Avaz Hafizli, 24, journalist and queer rights activist was murdered by a family member on February 22. His death sparked a public outcry on social media platforms, with many activists criticizing Azerbaijan's history of inaction when addressing hate crimes, specifically those targeting marginalized groups in the country.
The culprits of this death are the society, the Azerbaijani government and state security agencies.
Despite the fact that we reported every incidence to the police, they never considered the complaints, even terminating it arbitrarily, never punishing the perpetrator↩️
— Lili Nazarov #BayramaNeOldu (@lilinazarov) February 22, 2022
#AvazHafizli,the reporter of #Kanal13 internet channel, also #LQBT activist has been killed, allegedly by his cousin. 5 month before he had chained himself to the lattice of Chief Prosecutors’ Office protesting the threats to LGBT community in #Azerbaijan. @prokurorluq pic.twitter.com/7OmXCVs6Kc
— Leyla Mustafayeva (@LeylaMustafaeva) February 22, 2022
Hafizli's friends said the LGBTQ+ community lost a dear friend, someone who has been at the forefront of advocating for the protection and recognition of the LGBTQ+ community in Azerbaijan.
Our courageus friend, LGBTQ+ activist and journalist Avaz Hafizli is killed today. Azerbaijani goverment is directly responsible for his death by justifying the killing of so many queers and fueling systematic homophobia/transphobia. We will not forget!
— Sevinj Samadzade (@SamadzadeSevinj) February 22, 2022
In September 2021, Hafizli chained himself to a fence outside the Prosecutor General Office to protest the institution's lack of swift action against blogger Sevinj Huseynova, who openly called for violence against queer citizens in the country. Huseynova also targeted Hafizli after which, according to the journalist's own accounts, his family disowned him. Hafizli also attempted to commit suicide after being targeted by the blogger.
A persistent anti-LGBTQ+ narrative
According to ILGA Europe, an international non-governmental organization advocating for LGBTQ+ rights and freedoms, Azerbaijan occupies the last place among 49 countries on the organization's Rainbow Index.
In recent years, the Azerbaijan government intensified crackdowns against the LGBTQ+ community. In 2017, at least 83 people were detained by the police for being gay or transgender. The detainees reported being tortured and blackmailed. The same year, at least four Azerbaijani citizens who identified as LGBTQ+ committed suicide.
In 2018, the Israeli newspaper Haaretz reported the Azerbaijan government was using Israel’s Verint Systems surveillance equipment and software to identify citizens’ sexual orientation through Facebook.

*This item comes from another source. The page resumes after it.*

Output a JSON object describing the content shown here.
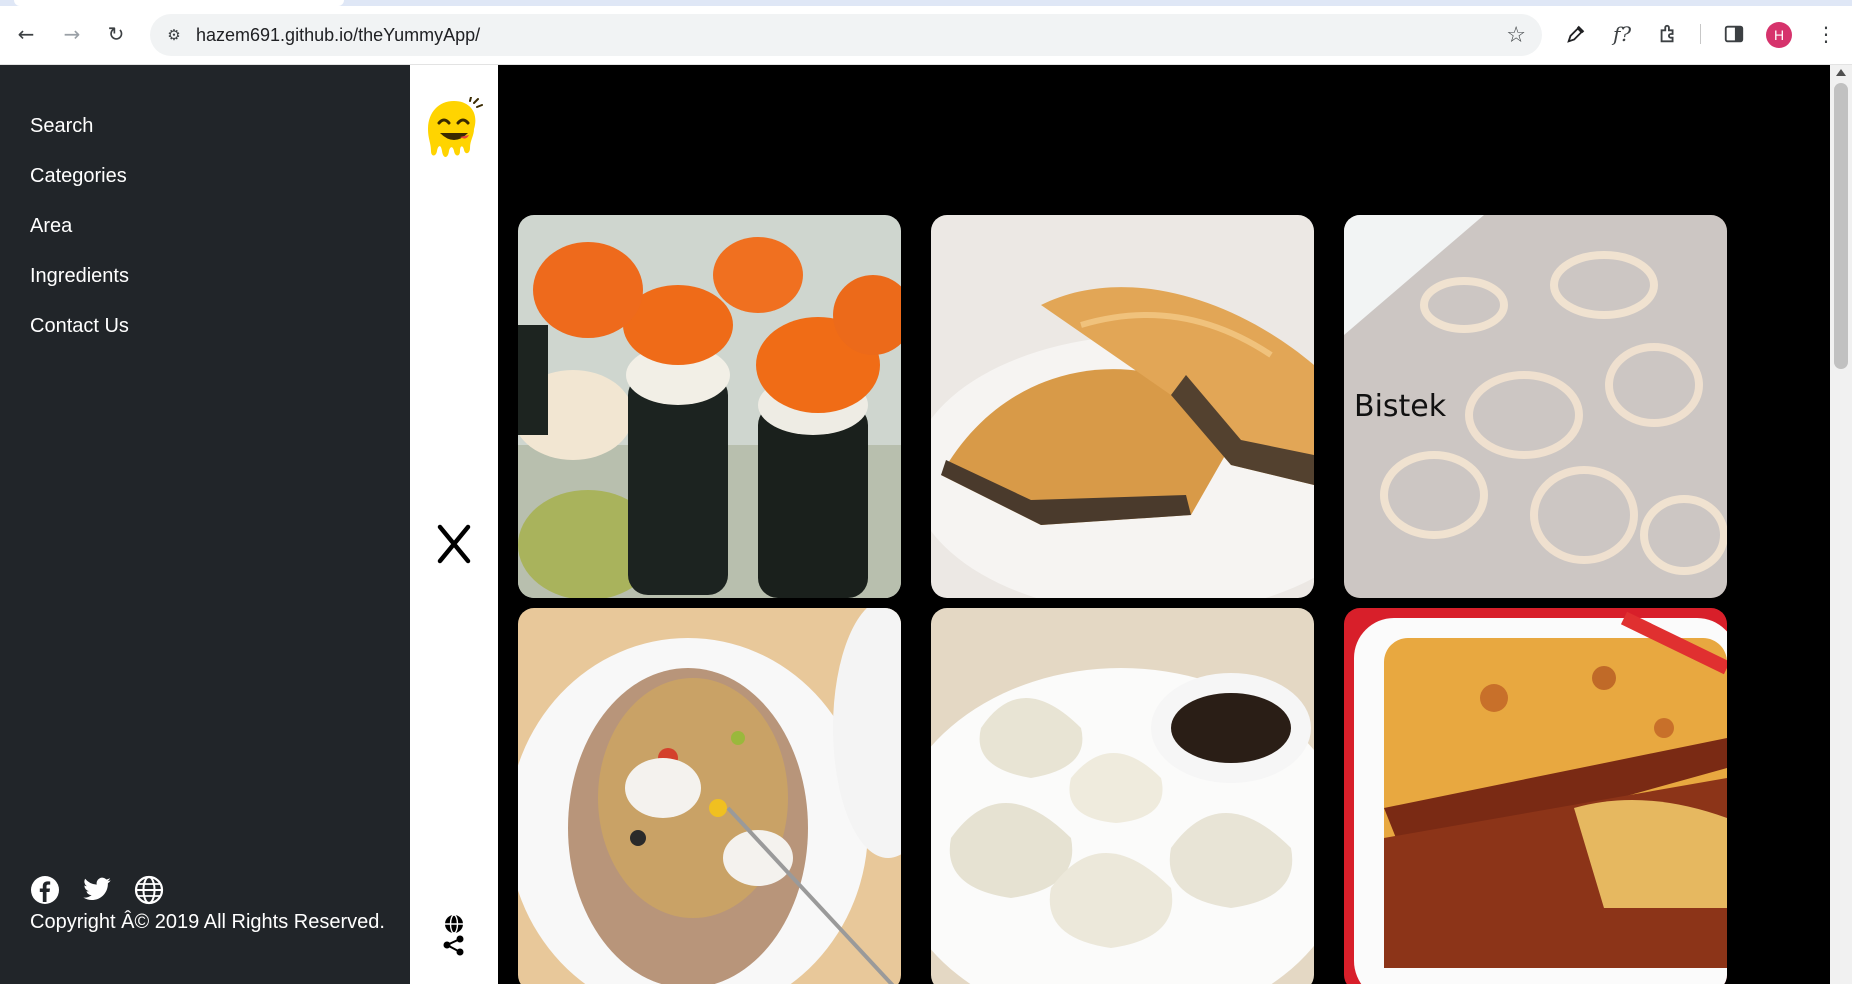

More than a dozen LGBTQ+ people were arrested in 2019, most of whom were transgender sex workers who were solicited and then arrested according to Meydan TV and Minority Magazine reporting.
In March 2021, Minority Magazine reported a new movement calling itself “Pure Blood” which was mobilizing via Telegram to target LGBTQ+ people in Azerbaijan.
Then in the summer of 2021, during PRIDE month, Minority Magazine documented more attacks against LGBTQ+ people.
For many who face discrimination and violence, there is little recourse through the police or any official judicial channels. For instance, in November of last year, a trans woman and her partner were attacked on the street in the capital, Baku. Knowing the police's poor track record with queer citizens, they decided not to file an official complaint, fearing reprisals and potential privacy violations.
The anti-LGBTQ+ narrative in Azerbaijan is pervasive among politicians, celebrities, and public figures, according to OC Media research that focused on the extent of homophobic hate speech in the country by analyzing media reports.
According to this research, LGBTQ+ members also face discrimination in military service. In Azerbaijan those who identify as LGBTQ+ are exempted from compulsory military service under Article 18, paragraph b of the Regulation on Military Medical Examinations, which states a person is considered unfit or partially fit for military service on the basis of personality disorders and under Article 17/b, which indicates reactive psychoses and neurotic disorders.
Blogger Sevinj Huseynova is not the only one who has made open calls for violence against the LGBTQ+ community. According to Minority Magazine, in January 2022, a religious cleric Haji Tayyar Huseynli, described members of LGBTQ+ community as “filth” and said same-sex couples engaging in intercourse should be sentenced to death. “That is, according to religious rules, those who commit this heinous act must be killed. This is the demand of religion,” Huseynli told a local news platform in an interview.
According to the statement issued by the Prosecutor General Office, Hafizli was killed by his cousin who was under the influence of alcohol, after the two had an argument. The office said an investigation has been launched.
However, activists in Azerbaijan fear not much will come out of it. Writing on her Facebook page, civic activist, Gulnara Mehdiyeva said, “LGBTQ people are of no importance to Azerbaijani law. They are not considered human beings, and neither the prosecutor's office, nor the State Security Service, nor any other body wants to move a finger to prevent mass killings. The Azerbaijani government is directly guilty of legitimizing the killing of LGBTQ people at all levels.”